Mr. Thiel, who is to keep his title and report to Ms. Whitman, said that eBay's customer base includes 46 million consumers who could potentially use PayPal's service to make purchases on thousands of other Web sites.
"This ever-expanding financial network is what PayPal is all about," he said. "It is very clear to us that by working together, PayPal and eBay can help the other expand."
PayPal spokesman Vincent Sollitto said the company's online auction business doubled in the first quarter of this year from a year earlier and that the nonauction business grew 187%. He said the company remains focused on moving beyond eBay.

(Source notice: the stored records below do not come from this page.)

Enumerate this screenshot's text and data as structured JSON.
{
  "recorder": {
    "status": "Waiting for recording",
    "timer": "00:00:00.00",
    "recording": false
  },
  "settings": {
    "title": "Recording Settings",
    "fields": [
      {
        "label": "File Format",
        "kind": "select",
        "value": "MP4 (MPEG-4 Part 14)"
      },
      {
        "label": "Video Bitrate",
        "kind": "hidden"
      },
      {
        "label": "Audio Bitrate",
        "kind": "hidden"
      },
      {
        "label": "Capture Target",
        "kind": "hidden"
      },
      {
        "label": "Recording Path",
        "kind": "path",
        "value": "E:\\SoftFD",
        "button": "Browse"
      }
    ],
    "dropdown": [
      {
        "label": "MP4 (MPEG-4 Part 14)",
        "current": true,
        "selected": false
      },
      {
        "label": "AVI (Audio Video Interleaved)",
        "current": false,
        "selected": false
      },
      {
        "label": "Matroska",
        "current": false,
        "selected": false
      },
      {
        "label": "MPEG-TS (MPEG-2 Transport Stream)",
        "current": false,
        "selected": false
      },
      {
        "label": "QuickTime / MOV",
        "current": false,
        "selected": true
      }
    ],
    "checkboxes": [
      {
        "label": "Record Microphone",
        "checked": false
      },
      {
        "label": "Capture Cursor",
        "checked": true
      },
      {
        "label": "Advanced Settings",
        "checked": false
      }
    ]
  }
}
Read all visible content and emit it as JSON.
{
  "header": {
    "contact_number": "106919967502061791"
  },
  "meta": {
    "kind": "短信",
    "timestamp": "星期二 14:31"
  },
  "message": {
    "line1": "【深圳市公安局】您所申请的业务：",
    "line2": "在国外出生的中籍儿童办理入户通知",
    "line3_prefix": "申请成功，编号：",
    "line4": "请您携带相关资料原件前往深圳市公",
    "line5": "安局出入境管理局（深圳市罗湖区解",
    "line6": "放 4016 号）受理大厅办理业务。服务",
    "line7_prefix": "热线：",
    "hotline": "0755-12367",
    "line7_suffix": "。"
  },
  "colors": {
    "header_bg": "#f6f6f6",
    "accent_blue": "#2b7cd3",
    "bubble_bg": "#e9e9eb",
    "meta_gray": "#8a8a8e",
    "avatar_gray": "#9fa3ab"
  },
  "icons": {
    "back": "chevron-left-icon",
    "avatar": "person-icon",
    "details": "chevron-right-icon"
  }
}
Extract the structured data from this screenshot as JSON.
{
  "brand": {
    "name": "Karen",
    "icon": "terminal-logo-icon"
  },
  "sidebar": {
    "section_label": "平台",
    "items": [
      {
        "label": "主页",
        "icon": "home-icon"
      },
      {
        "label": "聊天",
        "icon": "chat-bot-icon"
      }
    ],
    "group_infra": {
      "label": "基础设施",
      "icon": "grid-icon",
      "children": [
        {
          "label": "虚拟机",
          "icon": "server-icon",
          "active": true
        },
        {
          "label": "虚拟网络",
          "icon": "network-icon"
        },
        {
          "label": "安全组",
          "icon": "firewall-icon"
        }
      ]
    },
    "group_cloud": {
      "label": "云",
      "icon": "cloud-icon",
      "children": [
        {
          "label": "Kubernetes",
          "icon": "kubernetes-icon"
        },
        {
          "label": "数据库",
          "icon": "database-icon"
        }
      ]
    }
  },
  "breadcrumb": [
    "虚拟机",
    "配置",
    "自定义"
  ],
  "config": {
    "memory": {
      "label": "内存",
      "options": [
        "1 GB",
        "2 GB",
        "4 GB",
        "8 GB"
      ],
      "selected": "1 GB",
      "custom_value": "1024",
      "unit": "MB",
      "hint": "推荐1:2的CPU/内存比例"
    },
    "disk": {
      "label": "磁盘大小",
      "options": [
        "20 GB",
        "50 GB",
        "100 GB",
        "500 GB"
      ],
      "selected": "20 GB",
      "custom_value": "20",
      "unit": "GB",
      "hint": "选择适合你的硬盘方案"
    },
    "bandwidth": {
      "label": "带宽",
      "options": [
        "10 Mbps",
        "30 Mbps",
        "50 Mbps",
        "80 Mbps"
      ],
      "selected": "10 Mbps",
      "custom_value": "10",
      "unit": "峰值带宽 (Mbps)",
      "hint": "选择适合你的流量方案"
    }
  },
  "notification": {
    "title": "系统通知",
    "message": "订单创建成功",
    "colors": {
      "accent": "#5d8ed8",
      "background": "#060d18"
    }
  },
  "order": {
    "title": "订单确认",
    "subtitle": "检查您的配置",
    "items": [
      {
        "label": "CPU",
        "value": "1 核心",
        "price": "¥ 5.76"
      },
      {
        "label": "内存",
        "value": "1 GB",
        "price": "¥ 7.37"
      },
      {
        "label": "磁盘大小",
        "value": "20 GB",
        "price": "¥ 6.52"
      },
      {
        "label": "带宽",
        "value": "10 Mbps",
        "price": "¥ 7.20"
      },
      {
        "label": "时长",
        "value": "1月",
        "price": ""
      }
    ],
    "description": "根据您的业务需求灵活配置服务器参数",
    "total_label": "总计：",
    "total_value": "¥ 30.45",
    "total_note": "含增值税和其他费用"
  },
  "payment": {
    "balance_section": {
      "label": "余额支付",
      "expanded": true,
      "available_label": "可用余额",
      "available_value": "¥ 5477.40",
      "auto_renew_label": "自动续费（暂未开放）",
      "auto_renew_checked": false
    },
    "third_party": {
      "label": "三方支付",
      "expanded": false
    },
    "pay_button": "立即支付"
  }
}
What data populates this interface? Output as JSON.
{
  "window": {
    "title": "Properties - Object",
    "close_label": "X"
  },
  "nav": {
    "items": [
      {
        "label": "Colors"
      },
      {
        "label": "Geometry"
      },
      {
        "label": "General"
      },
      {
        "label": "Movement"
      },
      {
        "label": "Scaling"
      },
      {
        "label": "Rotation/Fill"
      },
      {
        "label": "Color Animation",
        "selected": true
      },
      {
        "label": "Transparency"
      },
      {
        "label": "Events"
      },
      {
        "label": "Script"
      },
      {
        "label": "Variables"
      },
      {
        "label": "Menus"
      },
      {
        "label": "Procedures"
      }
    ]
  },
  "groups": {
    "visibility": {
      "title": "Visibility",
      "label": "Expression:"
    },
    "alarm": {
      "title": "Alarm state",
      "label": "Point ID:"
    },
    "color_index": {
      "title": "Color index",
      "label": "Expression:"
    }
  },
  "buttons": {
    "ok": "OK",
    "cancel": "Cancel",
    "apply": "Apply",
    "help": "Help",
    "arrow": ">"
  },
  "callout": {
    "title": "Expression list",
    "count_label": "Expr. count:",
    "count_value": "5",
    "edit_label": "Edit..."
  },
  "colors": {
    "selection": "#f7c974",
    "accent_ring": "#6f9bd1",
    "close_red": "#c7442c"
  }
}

eBay is to acquire all outstanding PayPal shares in a tax-free stock swap of 0.39 eBay shares for each PayPal share. The purchase is also expected to include about $18 million in acquisition costs, and is expected to be completed by yearend.
eBay spokesman Kevin Pursglove said the company will stick to its strategy for now. "I think once the deal closes, we'll start to look at that more closely," he said. "It's premature at this time to comment" on a possible strategic shift.
But eBay has already decided that it will eliminate the use of PayPal on Internet gaming sites, Mr. Pursglove said. "Under the current legal and regulatory environment, we just thought this was the best decision for eBay," he said.
eBay will also phase out Billpoint, Mr. Pursglove said. When eBay acquired Billpoint in 1999, he said, it was envisioned primarily as an end-to-end payment service for eBay users rather than a stand-alone business. The company considered taking Billpoint beyond eBay, Mr. Pursglove said, but the publicly traded company was unable to assume the same degree of risk as PayPal - then privately held - in launching an Internet-wide payment service.
"PayPal will now be in the position to offer similar services that Billpoint was offering," he said. "eBay users have very enthusiastically accepted PayPal as one of their primary methods of payment."
James Van Dyke, the founder of Javelin Strategy and Research in Pleasanton, Calif., said that eBay would be wise to keep building PayPal, but that will take a lot of marketing dollars.
"The big opportunity for PayPal is, can it jump beyond the borders of auction payment sites to general commerce payments?" he said. "They've been unable to do it so far."
Gwenn Bezard, a senior analyst at Celent Communications in Boston, said that the deal is good for eBay, because it eliminates PayPal as a competitor, but that the benefits to PayPal are less clear. The sale will probably not help PayPal go outside the auction market, he said, since eBay has not demonstrated an ability to develop Billpoint outside its site.
"My sense it that the acquisition of PayPal by eBay is kind of the end of the story," he said. The deal "is probably going to confine PayPal to the area of auctions."
Mr. Bezard said online gaming makes up about 10% of PayPal's transactions. "That's a huge opportunity, and it's sad news for PayPal that now they're going to move away from this market," he said. "You can see the trend, and you see that PayPal is going to lose significant agility."
Mr. Bezard said the deal may encourage financial institutions, which have been unable to wrest market share from PayPal, to develop real-time online person-to-person payment services. He mentioned the recent deal struck by Toronto-based CertaPay Inc., a payment technology provider, and five Canadian financial institutions to provide real-time e-mail money transfers to customers.
eBay's PayPal acquisition, Mr. Bezard said, "is going to provide incentive for U.S. banks to develop such applications, because it's going to clear a little bit of the competitive landscape."
Also on Monday, eBay reported its second-quarter results. It said its consolidated net revenues were about $266 million, compared with earlier guidance of $260 million to $265 million.